The kit includes a small 2.5-watt solar panel measuring about 25 cm by 15 cm (10 inches by 6 inches), a lithium iron phosphate (lithium ion) battery, and 2 LED lamps. The lamps shine at 55 lumens, which is dull by some standards – generally a 40-watt incandescent bulb provides about 450 lumens – but which offers lighting options that didn’t previously exist, including reading at night. In principle, LED light bulbs require only about 20 percent of the electricity of an incandescent bulb.
The battery pack also includes a USB slot for charging mobile phones.
Eight19 says the system can light two small rooms for 7 hours at at time. After around 18 months, users own the gear. The company also offers an “escalator” option to provide additional power for more money.
I had to read about this in[polis] – register on the link and get your free copy it looks interesting and its by the African Centre for Cities – Tau is a very innovative and creative designer – well done!
It has been nearly four months since we breathed a huge sigh of relief. After more than a year of meetings, informal conversations, exorbitant coffee bills and more meetings, we finally launched CityScapes at the Open Book literary festival in Cape Town. A brief introduction: CityScapes is a biannual print magazine focusing on cities in the Global South, an initiative of the African Centre for Cities at the University of Cape Town. Don’t judge us by our geographical location: The cover of the launch issue features a photograph taken on the opposite end of Africa — a portrait by Moroccan artist Yto Barrada.
CityScapes has a core team of four diverse individuals: urban theorist Edgar Pieterse, who is also director of the Centre for African Cities; Camaren Peter, a sustainability researcher and scientist; journalist and arts writer Sean O’Toole; and myself, Tau Tavengwa, a bookmaker, designer and accidental researcher. The four of us spent a lot of time grappling with the various dialogues about cities in Africa. At the same time, we tried to figure out how they connected to larger conversations about urbanization and development in the Global South.
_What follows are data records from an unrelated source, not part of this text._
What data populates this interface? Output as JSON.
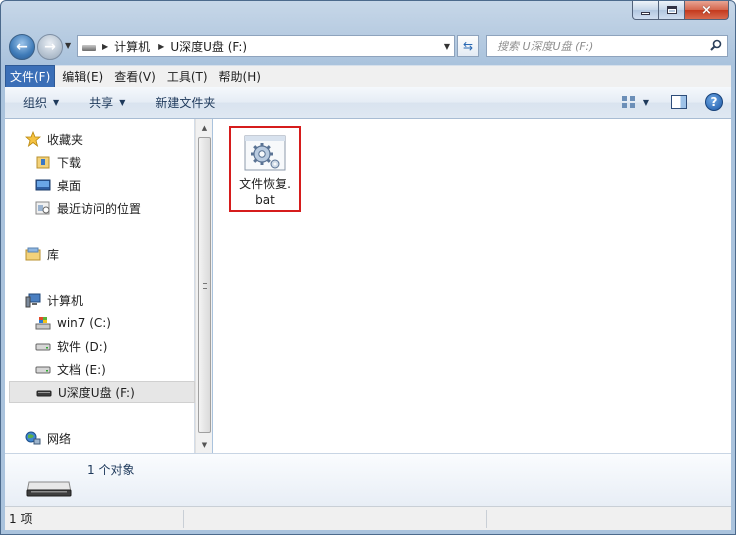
{
  "window": {
    "controls": {
      "minimize": "minimize",
      "maximize": "maximize",
      "close": "×"
    }
  },
  "address": {
    "segments": [
      "计算机",
      "U深度U盘 (F:)"
    ]
  },
  "search": {
    "placeholder": "搜索 U深度U盘 (F:)"
  },
  "menu": [
    "文件(F)",
    "编辑(E)",
    "查看(V)",
    "工具(T)",
    "帮助(H)"
  ],
  "toolbar": {
    "organize": "组织",
    "share": "共享",
    "new_folder": "新建文件夹"
  },
  "nav": {
    "favorites": "收藏夹",
    "downloads": "下载",
    "desktop": "桌面",
    "recent": "最近访问的位置",
    "libraries": "库",
    "computer": "计算机",
    "drive_c": "win7 (C:)",
    "drive_d": "软件 (D:)",
    "drive_e": "文档 (E:)",
    "drive_f": "U深度U盘 (F:)",
    "network": "网络"
  },
  "files": [
    {
      "name_line1": "文件恢复.",
      "name_line2": "bat",
      "icon": "gear-batch-file-icon"
    }
  ],
  "details": {
    "summary": "1 个对象"
  },
  "status": {
    "count": "1 项"
  },
  "colors": {
    "menu_active": "#3b6fb7",
    "highlight_box": "#d61c1c",
    "toolbar_text": "#1e395b"
  }
}
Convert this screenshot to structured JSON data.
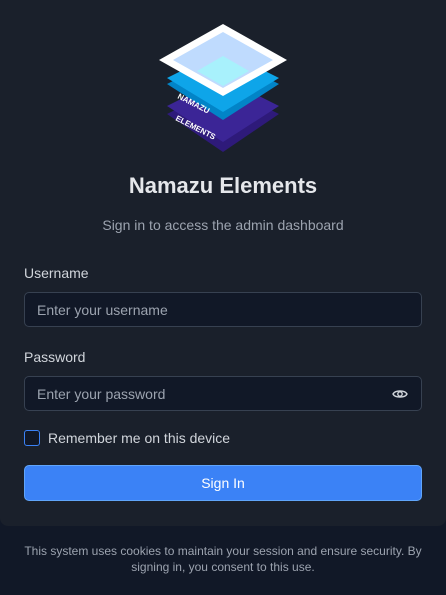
{
  "app": {
    "title": "Namazu Elements",
    "subtitle": "Sign in to access the admin dashboard",
    "logo": {
      "text_top": "NAMAZU",
      "text_bottom": "ELEMENTS"
    }
  },
  "form": {
    "username": {
      "label": "Username",
      "value": "",
      "placeholder": "Enter your username"
    },
    "password": {
      "label": "Password",
      "value": "",
      "placeholder": "Enter your password",
      "toggle_icon": "eye-icon"
    },
    "remember": {
      "label": "Remember me on this device",
      "checked": false
    },
    "submit_label": "Sign In"
  },
  "footer": {
    "notice": "This system uses cookies to maintain your session and ensure security. By signing in, you consent to this use."
  },
  "colors": {
    "background": "#111827",
    "card": "#1a202b",
    "accent": "#3b82f6",
    "logo_cyan": "#0ea5e9",
    "logo_purple": "#3b1f8c"
  }
}
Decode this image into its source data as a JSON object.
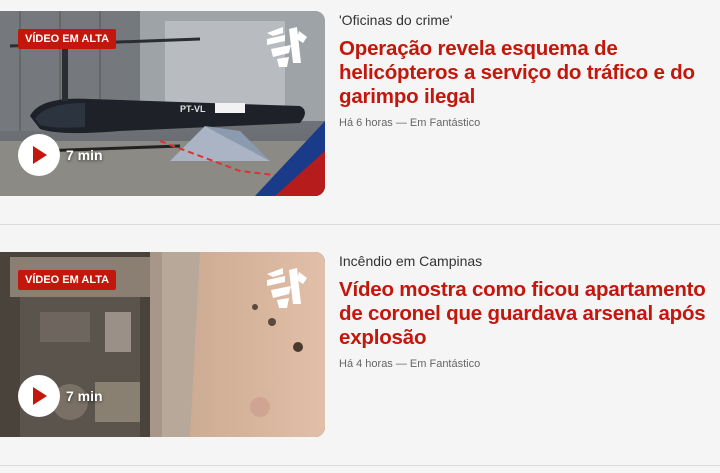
{
  "items": [
    {
      "badge": "VÍDEO EM ALTA",
      "duration": "7 min",
      "kicker": "'Oficinas do crime'",
      "headline": "Operação revela esquema de helicópteros a serviço do tráfico e do garimpo ilegal",
      "meta": "Há 6 horas — Em Fantástico",
      "thumb_text": "PT-VL"
    },
    {
      "badge": "VÍDEO EM ALTA",
      "duration": "7 min",
      "kicker": "Incêndio em Campinas",
      "headline": "Vídeo mostra como ficou apartamento de coronel que guardava arsenal após explosão",
      "meta": "Há 4 horas — Em Fantástico"
    }
  ],
  "colors": {
    "accent": "#c4170c",
    "meta": "#666666",
    "background": "#f5f5f5"
  },
  "icons": {
    "play": "play-icon",
    "logo": "fantastico-logo-icon"
  }
}
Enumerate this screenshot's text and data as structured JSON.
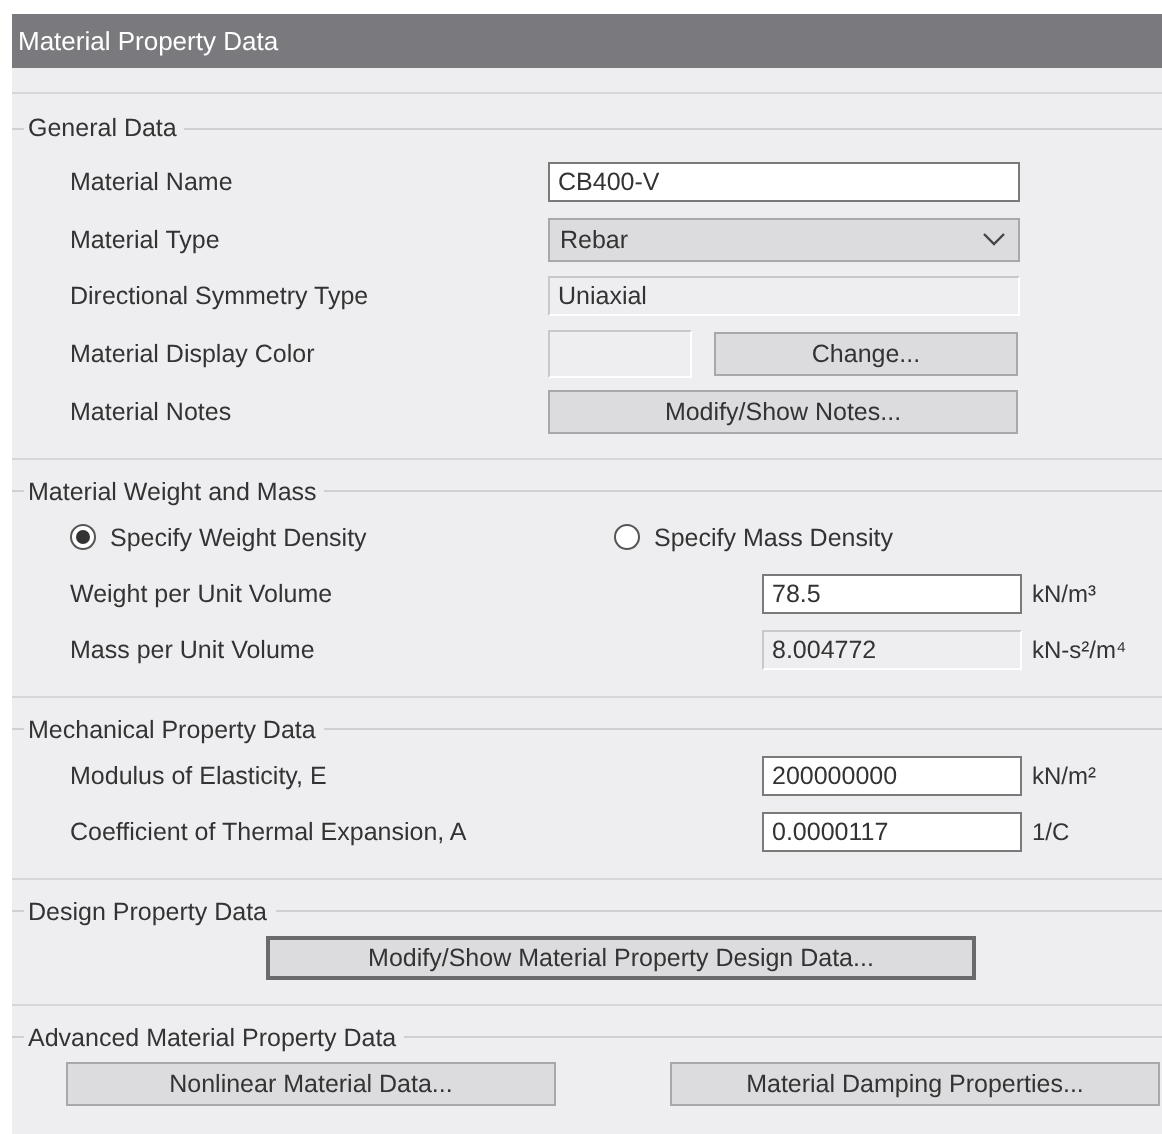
{
  "window": {
    "title": "Material Property Data"
  },
  "sections": [
    {
      "title": "General Data",
      "rows": [
        {
          "kind": "text_field",
          "label": "Material Name",
          "value": "CB400-V"
        },
        {
          "kind": "dropdown",
          "label": "Material Type",
          "value": "Rebar"
        },
        {
          "kind": "readonly_field",
          "label": "Directional Symmetry Type",
          "value": "Uniaxial"
        },
        {
          "kind": "color_button",
          "label": "Material Display Color",
          "button": "Change..."
        },
        {
          "kind": "button",
          "label": "Material Notes",
          "button": "Modify/Show Notes..."
        }
      ]
    },
    {
      "title": "Material Weight and Mass",
      "rows": [
        {
          "kind": "radio_group",
          "options": [
            {
              "label": "Specify Weight Density",
              "selected": true
            },
            {
              "label": "Specify Mass Density",
              "selected": false
            }
          ]
        },
        {
          "kind": "unit_field",
          "label": "Weight per Unit Volume",
          "value": "78.5",
          "unit": "kN/m³",
          "disabled": false
        },
        {
          "kind": "unit_field",
          "label": "Mass per Unit Volume",
          "value": "8.004772",
          "unit": "kN-s²/m⁴",
          "disabled": true
        }
      ]
    },
    {
      "title": "Mechanical Property Data",
      "rows": [
        {
          "kind": "unit_field",
          "label": "Modulus of Elasticity,  E",
          "value": "200000000",
          "unit": "kN/m²",
          "disabled": false
        },
        {
          "kind": "unit_field",
          "label": "Coefficient of Thermal Expansion,  A",
          "value": "0.0000117",
          "unit": "1/C",
          "disabled": false
        }
      ]
    },
    {
      "title": "Design Property Data",
      "rows": [
        {
          "kind": "center_button",
          "button": "Modify/Show Material Property Design Data...",
          "default": true
        }
      ]
    },
    {
      "title": "Advanced Material Property Data",
      "rows": [
        {
          "kind": "button_pair",
          "buttons": [
            "Nonlinear Material Data...",
            "Material Damping Properties..."
          ]
        }
      ]
    }
  ]
}
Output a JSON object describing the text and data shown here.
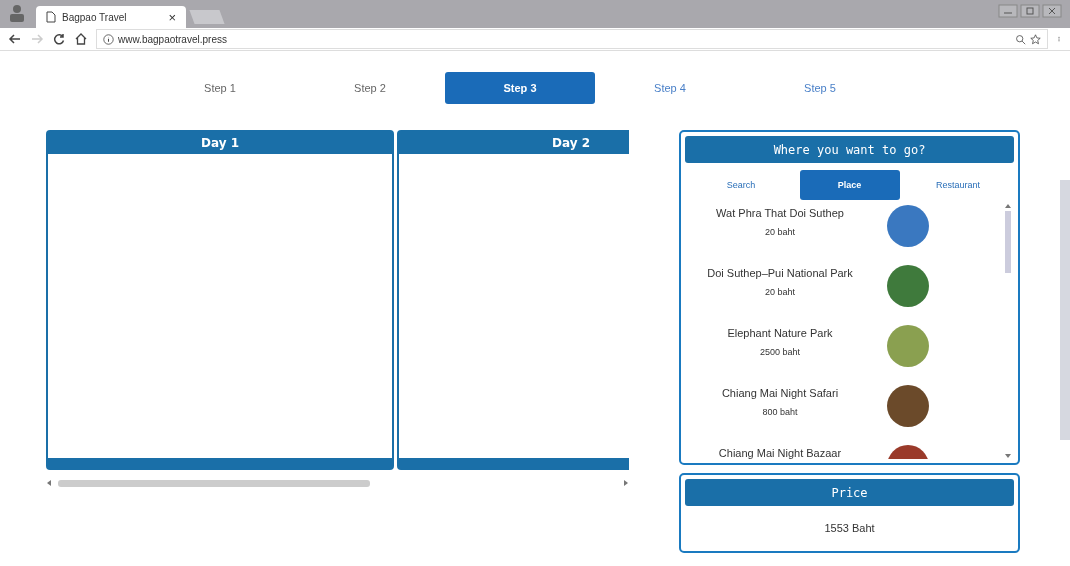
{
  "browser": {
    "tab_title": "Bagpao Travel",
    "tab_close": "×",
    "url": "www.bagpaotravel.press"
  },
  "steps": [
    {
      "label": "Step 1",
      "selected": false,
      "completed": true
    },
    {
      "label": "Step 2",
      "selected": false,
      "completed": true
    },
    {
      "label": "Step 3",
      "selected": true,
      "completed": false
    },
    {
      "label": "Step 4",
      "selected": false,
      "completed": false
    },
    {
      "label": "Step 5",
      "selected": false,
      "completed": false
    }
  ],
  "days": [
    {
      "title": "Day 1"
    },
    {
      "title": "Day 2"
    }
  ],
  "finder": {
    "title": "Where you want to go?",
    "tabs": [
      {
        "label": "Search",
        "selected": false
      },
      {
        "label": "Place",
        "selected": true
      },
      {
        "label": "Restaurant",
        "selected": false
      }
    ],
    "places": [
      {
        "name": "Wat Phra That Doi Suthep",
        "price": "20 baht",
        "color": "#3a78c0"
      },
      {
        "name": "Doi Suthep–Pui National Park",
        "price": "20 baht",
        "color": "#3f7a3c"
      },
      {
        "name": "Elephant Nature Park",
        "price": "2500 baht",
        "color": "#8aa050"
      },
      {
        "name": "Chiang Mai Night Safari",
        "price": "800 baht",
        "color": "#6b4a2a"
      },
      {
        "name": "Chiang Mai Night Bazaar",
        "color": "#9a3a2a"
      }
    ]
  },
  "price": {
    "title": "Price",
    "total": "1553 Baht"
  }
}
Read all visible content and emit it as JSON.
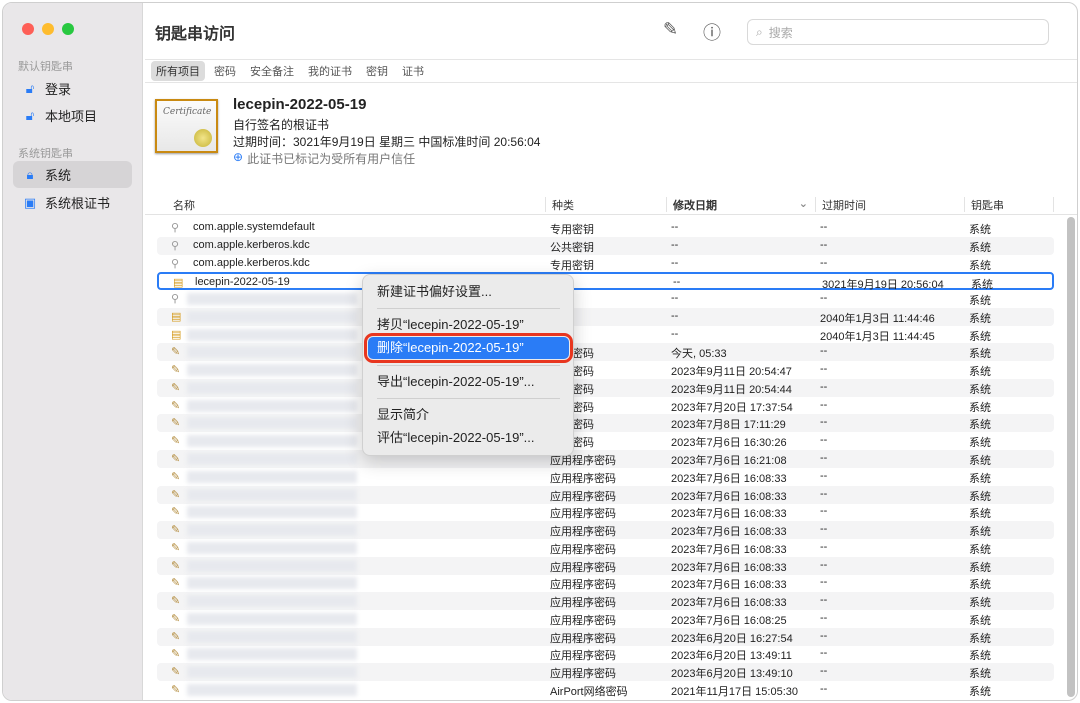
{
  "app": {
    "title": "钥匙串访问",
    "search_placeholder": "搜索",
    "compose_icon": "square-pen-icon",
    "info_icon": "info-icon"
  },
  "sidebar": {
    "default_header": "默认钥匙串",
    "system_header": "系统钥匙串",
    "items": [
      {
        "label": "登录",
        "icon": "unlock-icon"
      },
      {
        "label": "本地项目",
        "icon": "unlock-icon"
      },
      {
        "label": "系统",
        "icon": "lock-icon"
      },
      {
        "label": "系统根证书",
        "icon": "cabinet-icon"
      }
    ]
  },
  "tabs": [
    "所有项目",
    "密码",
    "安全备注",
    "我的证书",
    "密钥",
    "证书"
  ],
  "detail": {
    "name": "lecepin-2022-05-19",
    "kind": "自行签名的根证书",
    "expires": "过期时间：3021年9月19日 星期三 中国标准时间 20:56:04",
    "trust": "此证书已标记为受所有用户信任",
    "cert_text": "Certificate"
  },
  "columns": [
    "名称",
    "种类",
    "修改日期",
    "过期时间",
    "钥匙串"
  ],
  "rows": [
    {
      "icon": "key",
      "name": "com.apple.systemdefault",
      "kind": "专用密钥",
      "modified": "--",
      "expires": "--",
      "keychain": "系统"
    },
    {
      "icon": "key",
      "name": "com.apple.kerberos.kdc",
      "kind": "公共密钥",
      "modified": "--",
      "expires": "--",
      "keychain": "系统"
    },
    {
      "icon": "key",
      "name": "com.apple.kerberos.kdc",
      "kind": "专用密钥",
      "modified": "--",
      "expires": "--",
      "keychain": "系统"
    },
    {
      "icon": "cert",
      "name": "lecepin-2022-05-19",
      "kind": "",
      "modified": "--",
      "expires": "3021年9月19日 20:56:04",
      "keychain": "系统"
    },
    {
      "icon": "key",
      "name": "",
      "kind": "密钥",
      "modified": "--",
      "expires": "--",
      "keychain": "系统"
    },
    {
      "icon": "cert",
      "name": "",
      "kind": "",
      "modified": "--",
      "expires": "2040年1月3日 11:44:46",
      "keychain": "系统"
    },
    {
      "icon": "cert",
      "name": "",
      "kind": "",
      "modified": "--",
      "expires": "2040年1月3日 11:44:45",
      "keychain": "系统"
    },
    {
      "icon": "pen",
      "name": "",
      "kind": "程序密码",
      "modified": "今天, 05:33",
      "expires": "--",
      "keychain": "系统"
    },
    {
      "icon": "pen",
      "name": "",
      "kind": "程序密码",
      "modified": "2023年9月11日 20:54:47",
      "expires": "--",
      "keychain": "系统"
    },
    {
      "icon": "pen",
      "name": "",
      "kind": "程序密码",
      "modified": "2023年9月11日 20:54:44",
      "expires": "--",
      "keychain": "系统"
    },
    {
      "icon": "pen",
      "name": "",
      "kind": "程序密码",
      "modified": "2023年7月20日 17:37:54",
      "expires": "--",
      "keychain": "系统"
    },
    {
      "icon": "pen",
      "name": "",
      "kind": "程序密码",
      "modified": "2023年7月8日 17:11:29",
      "expires": "--",
      "keychain": "系统"
    },
    {
      "icon": "pen",
      "name": "",
      "kind": "程序密码",
      "modified": "2023年7月6日 16:30:26",
      "expires": "--",
      "keychain": "系统"
    },
    {
      "icon": "pen",
      "name": "",
      "kind": "应用程序密码",
      "modified": "2023年7月6日 16:21:08",
      "expires": "--",
      "keychain": "系统"
    },
    {
      "icon": "pen",
      "name": "",
      "kind": "应用程序密码",
      "modified": "2023年7月6日 16:08:33",
      "expires": "--",
      "keychain": "系统"
    },
    {
      "icon": "pen",
      "name": "",
      "kind": "应用程序密码",
      "modified": "2023年7月6日 16:08:33",
      "expires": "--",
      "keychain": "系统"
    },
    {
      "icon": "pen",
      "name": "",
      "kind": "应用程序密码",
      "modified": "2023年7月6日 16:08:33",
      "expires": "--",
      "keychain": "系统"
    },
    {
      "icon": "pen",
      "name": "",
      "kind": "应用程序密码",
      "modified": "2023年7月6日 16:08:33",
      "expires": "--",
      "keychain": "系统"
    },
    {
      "icon": "pen",
      "name": "",
      "kind": "应用程序密码",
      "modified": "2023年7月6日 16:08:33",
      "expires": "--",
      "keychain": "系统"
    },
    {
      "icon": "pen",
      "name": "",
      "kind": "应用程序密码",
      "modified": "2023年7月6日 16:08:33",
      "expires": "--",
      "keychain": "系统"
    },
    {
      "icon": "pen",
      "name": "",
      "kind": "应用程序密码",
      "modified": "2023年7月6日 16:08:33",
      "expires": "--",
      "keychain": "系统"
    },
    {
      "icon": "pen",
      "name": "",
      "kind": "应用程序密码",
      "modified": "2023年7月6日 16:08:33",
      "expires": "--",
      "keychain": "系统"
    },
    {
      "icon": "pen",
      "name": "",
      "kind": "应用程序密码",
      "modified": "2023年7月6日 16:08:25",
      "expires": "--",
      "keychain": "系统"
    },
    {
      "icon": "pen",
      "name": "",
      "kind": "应用程序密码",
      "modified": "2023年6月20日 16:27:54",
      "expires": "--",
      "keychain": "系统"
    },
    {
      "icon": "pen",
      "name": "",
      "kind": "应用程序密码",
      "modified": "2023年6月20日 13:49:11",
      "expires": "--",
      "keychain": "系统"
    },
    {
      "icon": "pen",
      "name": "",
      "kind": "应用程序密码",
      "modified": "2023年6月20日 13:49:10",
      "expires": "--",
      "keychain": "系统"
    },
    {
      "icon": "pen",
      "name": "",
      "kind": "AirPort网络密码",
      "modified": "2021年11月17日 15:05:30",
      "expires": "--",
      "keychain": "系统"
    }
  ],
  "context_menu": [
    "新建证书偏好设置...",
    "拷贝“lecepin-2022-05-19”",
    "删除“lecepin-2022-05-19”",
    "导出“lecepin-2022-05-19”...",
    "显示简介",
    "评估“lecepin-2022-05-19”..."
  ],
  "colors": {
    "accent": "#2a7cf6",
    "highlight_outline": "#e8361f"
  }
}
One of our main conclusions was that there was need for a publication — something disciplined and thoughtful but also rambunctious — that would adequately serve a range of practitioners (scholars, architects, urbanists, journalists, artists, photographers, essayists and all other sorts of cultural factotums) saying interesting things about the “the city.”
The second issue of CityScapes is due out on April 30, 2012. It will be as eccentric and enquiring as the first.
Tau Tavengwa is co-editor, creative director and co-publisher of CityScapes.